Given records ->
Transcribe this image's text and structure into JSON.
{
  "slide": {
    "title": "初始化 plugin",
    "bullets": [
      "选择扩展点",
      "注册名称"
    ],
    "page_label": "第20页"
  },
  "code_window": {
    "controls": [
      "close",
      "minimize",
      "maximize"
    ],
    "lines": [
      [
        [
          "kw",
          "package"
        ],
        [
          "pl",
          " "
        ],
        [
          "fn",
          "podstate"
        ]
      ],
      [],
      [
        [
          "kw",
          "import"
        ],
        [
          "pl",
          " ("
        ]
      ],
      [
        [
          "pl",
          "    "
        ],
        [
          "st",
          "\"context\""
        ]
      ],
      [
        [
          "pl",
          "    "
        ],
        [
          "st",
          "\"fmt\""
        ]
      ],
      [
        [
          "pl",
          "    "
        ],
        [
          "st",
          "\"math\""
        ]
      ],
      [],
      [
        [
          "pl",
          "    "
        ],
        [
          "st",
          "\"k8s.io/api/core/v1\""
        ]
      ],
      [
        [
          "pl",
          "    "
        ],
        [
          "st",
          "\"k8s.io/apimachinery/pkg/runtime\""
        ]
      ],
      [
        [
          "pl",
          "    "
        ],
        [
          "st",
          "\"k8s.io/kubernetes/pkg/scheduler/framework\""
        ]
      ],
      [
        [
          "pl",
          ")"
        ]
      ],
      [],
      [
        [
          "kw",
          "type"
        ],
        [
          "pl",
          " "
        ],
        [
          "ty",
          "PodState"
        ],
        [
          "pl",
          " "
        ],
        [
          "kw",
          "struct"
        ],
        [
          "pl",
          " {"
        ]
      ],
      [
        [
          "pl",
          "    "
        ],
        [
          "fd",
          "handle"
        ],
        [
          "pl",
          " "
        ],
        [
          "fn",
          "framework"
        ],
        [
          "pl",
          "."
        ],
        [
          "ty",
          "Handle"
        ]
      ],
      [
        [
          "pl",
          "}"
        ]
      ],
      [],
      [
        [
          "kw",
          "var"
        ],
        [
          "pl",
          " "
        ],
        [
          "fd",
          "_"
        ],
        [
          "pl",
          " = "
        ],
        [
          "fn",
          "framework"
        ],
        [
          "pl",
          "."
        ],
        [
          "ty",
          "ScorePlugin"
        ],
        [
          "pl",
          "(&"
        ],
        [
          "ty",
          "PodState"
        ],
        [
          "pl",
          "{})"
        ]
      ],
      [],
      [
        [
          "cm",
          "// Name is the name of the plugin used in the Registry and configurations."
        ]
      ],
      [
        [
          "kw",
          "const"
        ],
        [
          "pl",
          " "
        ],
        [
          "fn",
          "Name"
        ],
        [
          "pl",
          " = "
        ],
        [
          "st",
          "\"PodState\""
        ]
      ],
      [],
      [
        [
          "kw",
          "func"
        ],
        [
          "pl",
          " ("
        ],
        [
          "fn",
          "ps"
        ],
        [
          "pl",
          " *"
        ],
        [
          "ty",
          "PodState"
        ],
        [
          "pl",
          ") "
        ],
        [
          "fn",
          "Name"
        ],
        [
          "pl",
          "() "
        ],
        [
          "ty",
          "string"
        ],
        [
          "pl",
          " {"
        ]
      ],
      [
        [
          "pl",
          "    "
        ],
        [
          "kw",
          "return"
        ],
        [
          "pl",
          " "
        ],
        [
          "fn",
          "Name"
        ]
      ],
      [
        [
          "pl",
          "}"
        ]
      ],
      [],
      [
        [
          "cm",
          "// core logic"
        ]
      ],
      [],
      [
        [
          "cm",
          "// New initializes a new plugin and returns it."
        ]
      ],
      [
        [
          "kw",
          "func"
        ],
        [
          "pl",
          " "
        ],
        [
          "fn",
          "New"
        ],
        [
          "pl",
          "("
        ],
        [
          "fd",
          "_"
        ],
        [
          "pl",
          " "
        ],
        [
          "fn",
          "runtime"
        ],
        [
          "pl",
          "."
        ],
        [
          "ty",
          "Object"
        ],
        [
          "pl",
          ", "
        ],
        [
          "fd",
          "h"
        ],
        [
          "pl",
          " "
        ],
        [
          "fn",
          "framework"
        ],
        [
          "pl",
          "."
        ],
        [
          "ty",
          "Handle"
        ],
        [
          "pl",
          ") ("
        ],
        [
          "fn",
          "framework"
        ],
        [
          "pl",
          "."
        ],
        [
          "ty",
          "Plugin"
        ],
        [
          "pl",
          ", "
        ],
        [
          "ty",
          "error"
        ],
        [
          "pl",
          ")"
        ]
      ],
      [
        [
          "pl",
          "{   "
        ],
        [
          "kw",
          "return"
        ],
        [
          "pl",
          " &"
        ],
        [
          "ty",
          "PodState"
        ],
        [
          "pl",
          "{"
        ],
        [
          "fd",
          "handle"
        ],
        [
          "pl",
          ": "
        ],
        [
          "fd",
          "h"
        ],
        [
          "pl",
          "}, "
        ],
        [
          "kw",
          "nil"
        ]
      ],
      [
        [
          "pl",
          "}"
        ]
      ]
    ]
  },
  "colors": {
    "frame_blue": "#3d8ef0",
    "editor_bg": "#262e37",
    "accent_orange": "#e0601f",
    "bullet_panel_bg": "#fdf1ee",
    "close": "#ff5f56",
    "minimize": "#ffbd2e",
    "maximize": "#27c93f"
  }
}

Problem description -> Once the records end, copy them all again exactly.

Completed task ->
Transcribe this image's text and structure into JSON.
{
  "slide": {
    "title": "初始化 plugin",
    "bullets": [
      "选择扩展点",
      "注册名称"
    ],
    "page_label": "第20页"
  },
  "code_window": {
    "controls": [
      "close",
      "minimize",
      "maximize"
    ],
    "lines": [
      [
        [
          "kw",
          "package"
        ],
        [
          "pl",
          " "
        ],
        [
          "fn",
          "podstate"
        ]
      ],
      [],
      [
        [
          "kw",
          "import"
        ],
        [
          "pl",
          " ("
        ]
      ],
      [
        [
          "pl",
          "    "
        ],
        [
          "st",
          "\"context\""
        ]
      ],
      [
        [
          "pl",
          "    "
        ],
        [
          "st",
          "\"fmt\""
        ]
      ],
      [
        [
          "pl",
          "    "
        ],
        [
          "st",
          "\"math\""
        ]
      ],
      [],
      [
        [
          "pl",
          "    "
        ],
        [
          "st",
          "\"k8s.io/api/core/v1\""
        ]
      ],
      [
        [
          "pl",
          "    "
        ],
        [
          "st",
          "\"k8s.io/apimachinery/pkg/runtime\""
        ]
      ],
      [
        [
          "pl",
          "    "
        ],
        [
          "st",
          "\"k8s.io/kubernetes/pkg/scheduler/framework\""
        ]
      ],
      [
        [
          "pl",
          ")"
        ]
      ],
      [],
      [
        [
          "kw",
          "type"
        ],
        [
          "pl",
          " "
        ],
        [
          "ty",
          "PodState"
        ],
        [
          "pl",
          " "
        ],
        [
          "kw",
          "struct"
        ],
        [
          "pl",
          " {"
        ]
      ],
      [
        [
          "pl",
          "    "
        ],
        [
          "fd",
          "handle"
        ],
        [
          "pl",
          " "
        ],
        [
          "fn",
          "framework"
        ],
        [
          "pl",
          "."
        ],
        [
          "ty",
          "Handle"
        ]
      ],
      [
        [
          "pl",
          "}"
        ]
      ],
      [],
      [
        [
          "kw",
          "var"
        ],
        [
          "pl",
          " "
        ],
        [
          "fd",
          "_"
        ],
        [
          "pl",
          " = "
        ],
        [
          "fn",
          "framework"
        ],
        [
          "pl",
          "."
        ],
        [
          "ty",
          "ScorePlugin"
        ],
        [
          "pl",
          "(&"
        ],
        [
          "ty",
          "PodState"
        ],
        [
          "pl",
          "{})"
        ]
      ],
      [],
      [
        [
          "cm",
          "// Name is the name of the plugin used in the Registry and configurations."
        ]
      ],
      [
        [
          "kw",
          "const"
        ],
        [
          "pl",
          " "
        ],
        [
          "fn",
          "Name"
        ],
        [
          "pl",
          " = "
        ],
        [
          "st",
          "\"PodState\""
        ]
      ],
      [],
      [
        [
          "kw",
          "func"
        ],
        [
          "pl",
          " ("
        ],
        [
          "fn",
          "ps"
        ],
        [
          "pl",
          " *"
        ],
        [
          "ty",
          "PodState"
        ],
        [
          "pl",
          ") "
        ],
        [
          "fn",
          "Name"
        ],
        [
          "pl",
          "() "
        ],
        [
          "ty",
          "string"
        ],
        [
          "pl",
          " {"
        ]
      ],
      [
        [
          "pl",
          "    "
        ],
        [
          "kw",
          "return"
        ],
        [
          "pl",
          " "
        ],
        [
          "fn",
          "Name"
        ]
      ],
      [
        [
          "pl",
          "}"
        ]
      ],
      [],
      [
        [
          "cm",
          "// core logic"
        ]
      ],
      [],
      [
        [
          "cm",
          "// New initializes a new plugin and returns it."
        ]
      ],
      [
        [
          "kw",
          "func"
        ],
        [
          "pl",
          " "
        ],
        [
          "fn",
          "New"
        ],
        [
          "pl",
          "("
        ],
        [
          "fd",
          "_"
        ],
        [
          "pl",
          " "
        ],
        [
          "fn",
          "runtime"
        ],
        [
          "pl",
          "."
        ],
        [
          "ty",
          "Object"
        ],
        [
          "pl",
          ", "
        ],
        [
          "fd",
          "h"
        ],
        [
          "pl",
          " "
        ],
        [
          "fn",
          "framework"
        ],
        [
          "pl",
          "."
        ],
        [
          "ty",
          "Handle"
        ],
        [
          "pl",
          ") ("
        ],
        [
          "fn",
          "framework"
        ],
        [
          "pl",
          "."
        ],
        [
          "ty",
          "Plugin"
        ],
        [
          "pl",
          ", "
        ],
        [
          "ty",
          "error"
        ],
        [
          "pl",
          ")"
        ]
      ],
      [
        [
          "pl",
          "{   "
        ],
        [
          "kw",
          "return"
        ],
        [
          "pl",
          " &"
        ],
        [
          "ty",
          "PodState"
        ],
        [
          "pl",
          "{"
        ],
        [
          "fd",
          "handle"
        ],
        [
          "pl",
          ": "
        ],
        [
          "fd",
          "h"
        ],
        [
          "pl",
          "}, "
        ],
        [
          "kw",
          "nil"
        ]
      ],
      [
        [
          "pl",
          "}"
        ]
      ]
    ]
  },
  "colors": {
    "frame_blue": "#3d8ef0",
    "editor_bg": "#262e37",
    "accent_orange": "#e0601f",
    "bullet_panel_bg": "#fdf1ee",
    "close": "#ff5f56",
    "minimize": "#ffbd2e",
    "maximize": "#27c93f"
  }
}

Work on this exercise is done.